Examining the roots of their faith will help Catholics celebrate the legacy of the diocese in a Feb. 24 archives exhibit containing religious artifacts dating back to the 1600s.
The Diocese of Wilmington was formed in 1868. It is home to more than 50 parishes and 18 missions with families across Delaware and the Eastern Shore of Maryland. Students from 36 Catholic schools also make up much of the community’s population. Catholics inhabited the Delmarva peninsula before the formation of the diocese.
The legacy of those Catholic families and churches still remains, according to Susan Kirk-Ryan, who works as archivist for the diocese.

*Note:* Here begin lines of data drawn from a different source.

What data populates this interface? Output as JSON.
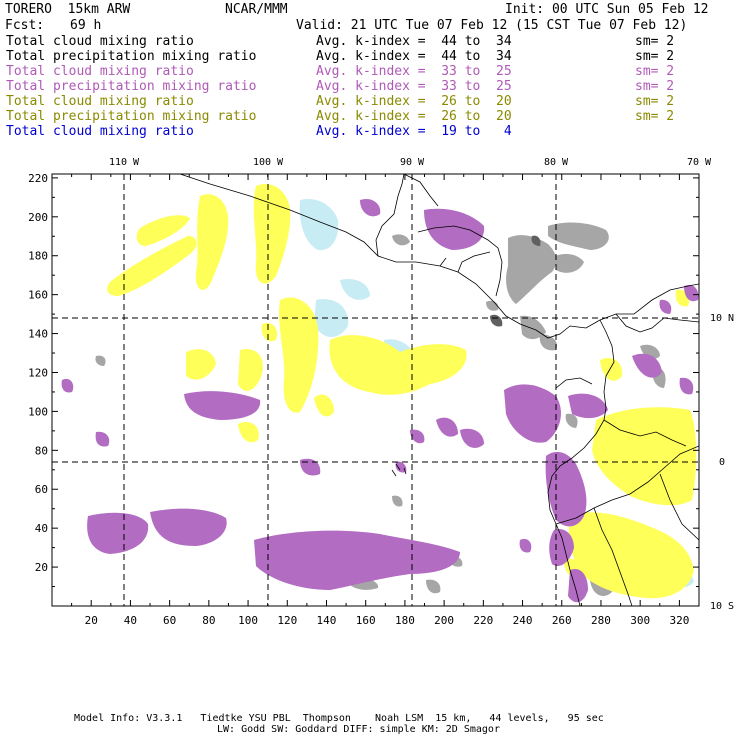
{
  "header": {
    "model_name": "TORERO  15km ARW",
    "org": "NCAR/MMM",
    "init": "Init: 00 UTC Sun 05 Feb 12",
    "fcst_label": "Fcst:",
    "fcst_value": "69 h",
    "valid": "Valid: 21 UTC Tue 07 Feb 12 (15 CST Tue 07 Feb 12)"
  },
  "legend": [
    {
      "field": "Total cloud mixing ratio",
      "kindex": "Avg. k-index =  44 to  34",
      "sm": "sm= 2",
      "color": "#000000"
    },
    {
      "field": "Total precipitation mixing ratio",
      "kindex": "Avg. k-index =  44 to  34",
      "sm": "sm= 2",
      "color": "#000000"
    },
    {
      "field": "Total cloud mixing ratio",
      "kindex": "Avg. k-index =  33 to  25",
      "sm": "sm= 2",
      "color": "#b05ab8"
    },
    {
      "field": "Total precipitation mixing ratio",
      "kindex": "Avg. k-index =  33 to  25",
      "sm": "sm= 2",
      "color": "#b05ab8"
    },
    {
      "field": "Total cloud mixing ratio",
      "kindex": "Avg. k-index =  26 to  20",
      "sm": "sm= 2",
      "color": "#8a8a00"
    },
    {
      "field": "Total precipitation mixing ratio",
      "kindex": "Avg. k-index =  26 to  20",
      "sm": "sm= 2",
      "color": "#8a8a00"
    },
    {
      "field": "Total cloud mixing ratio",
      "kindex": "Avg. k-index =  19 to   4",
      "sm": "",
      "color": "#0000d0"
    }
  ],
  "map": {
    "top_longitude_labels": [
      "110 W",
      "100 W",
      "90 W",
      "80 W",
      "70 W"
    ],
    "right_latitude_labels": [
      "10 N",
      "0",
      "10 S"
    ],
    "y_axis_labels": [
      "220",
      "200",
      "180",
      "160",
      "140",
      "120",
      "100",
      "80",
      "60",
      "40",
      "20"
    ],
    "x_axis_labels": [
      "20",
      "40",
      "60",
      "80",
      "100",
      "120",
      "140",
      "160",
      "180",
      "200",
      "220",
      "240",
      "260",
      "280",
      "300",
      "320"
    ],
    "colors": {
      "purple": "#b26cc2",
      "yellow": "#ffff59",
      "light_blue": "#c8ecf4",
      "gray": "#a6a6a6",
      "dark_gray": "#606060"
    }
  },
  "footer": {
    "line1": "Model Info: V3.3.1   Tiedtke YSU PBL  Thompson    Noah LSM  15 km,   44 levels,   95 sec",
    "line2": "LW: Godd SW: Goddard DIFF: simple KM: 2D Smagor"
  }
}
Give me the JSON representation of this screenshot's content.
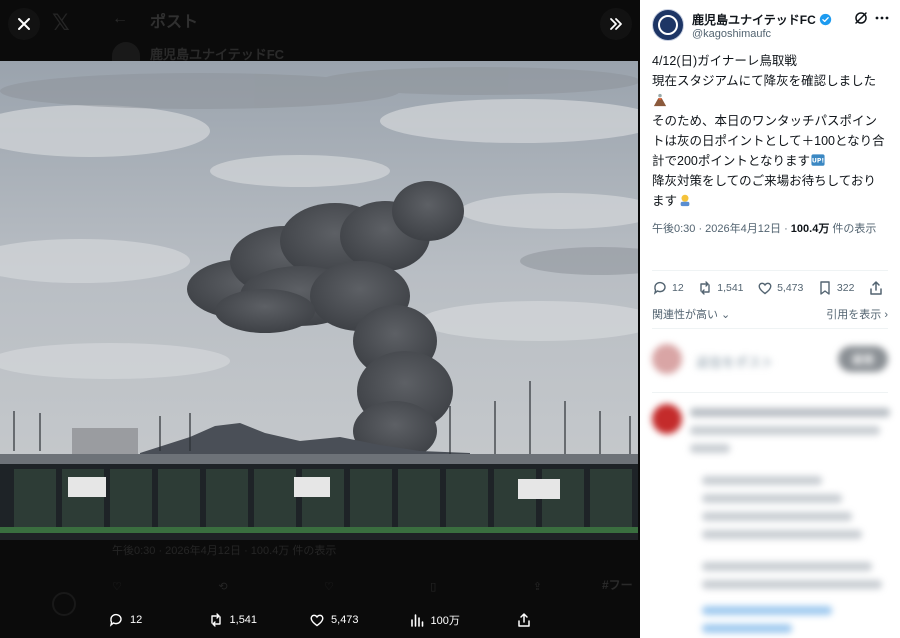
{
  "background": {
    "header_title": "ポスト",
    "account_name": "鹿児島ユナイテッドFC",
    "timestamp": "午後0:30 · 2026年4月12日 · 100.4万 件の表示",
    "hashtag": "#フー"
  },
  "viewer": {
    "close_label": "close",
    "expand_label": "expand",
    "stats": {
      "replies": "12",
      "reposts": "1,541",
      "likes": "5,473",
      "views": "100万"
    }
  },
  "post": {
    "display_name": "鹿児島ユナイテッドFC",
    "handle": "@kagoshimaufc",
    "text_lines": [
      "4/12(日)ガイナーレ鳥取戦",
      "現在スタジアムにて降灰を確認しました",
      "そのため、本日のワンタッチパスポイントは灰の日ポイントとして＋100となり合計で200ポイントとなります",
      "降灰対策をしてのご来場お待ちしております"
    ],
    "time": "午後0:30 · 2026年4月12日 · ",
    "views_count": "100.4万",
    "views_suffix": " 件の表示",
    "actions": {
      "replies": "12",
      "reposts": "1,541",
      "likes": "5,473",
      "bookmarks": "322"
    },
    "relevance_label": "関連性が高い",
    "quotes_label": "引用を表示",
    "reply_placeholder": "返信をポスト",
    "reply_button": "返信"
  },
  "colors": {
    "accent": "#1d9bf0",
    "panel_bg": "#ffffff",
    "viewer_bg": "#0b0b0b",
    "text_secondary": "#536471"
  },
  "icons": [
    "close-icon",
    "x-logo-icon",
    "expand-icon",
    "reply-icon",
    "repost-icon",
    "like-icon",
    "views-icon",
    "share-icon",
    "bookmark-icon",
    "verified-icon",
    "grok-icon",
    "more-icon"
  ]
}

Her latest effort to demonstrate the history of the diocese happens at an archives exhibit Feb. 24 from 12-3:00 pm. The event will be at the Family Center at St. Joseph’s on the Brandywine in Greenville.
The archives exhibit will display artifacts gathered from across the diocese.
“One of the things that has been very meaningful for me has been viewing my own Catholic heritage and that of those who came before me,” Kirk-Ryan said. She explained that one of the benefits of the exhibit is that it will allow Catholics to see themselves within the context of their faith.
The archives exhibit will promote a person’s sense of gratitude and appreciation for their religion, Kirk-Ryan said, and will show the birth, progression and profound impact the diocese has had on the entire Catholic community.
Among important documents to be shown at the exhibit include the deed to St. Joseph’s on the Brandywine and the charter of the Diocese of Wilmington.
“Probably the earliest artifact that we have is a chalice that was used in Cordova Md., that was made as early as 1640,” Kirk-Ryan said. The Sayer chalice from Maryland will be accompanied by several treasured items including rings, miters, and croziers worn and used by bishops throughout the years.
The exhibit is open to the public of all ages.
Historical artifacts can be interesting to look at, but Kirk-Ryan believes this exhibit will touch people on a more profound level.
“I think it’ll deepen the appreciation of the faith that people are born into and the faith that they hopefully continue to find,” Kirk-Ryan said.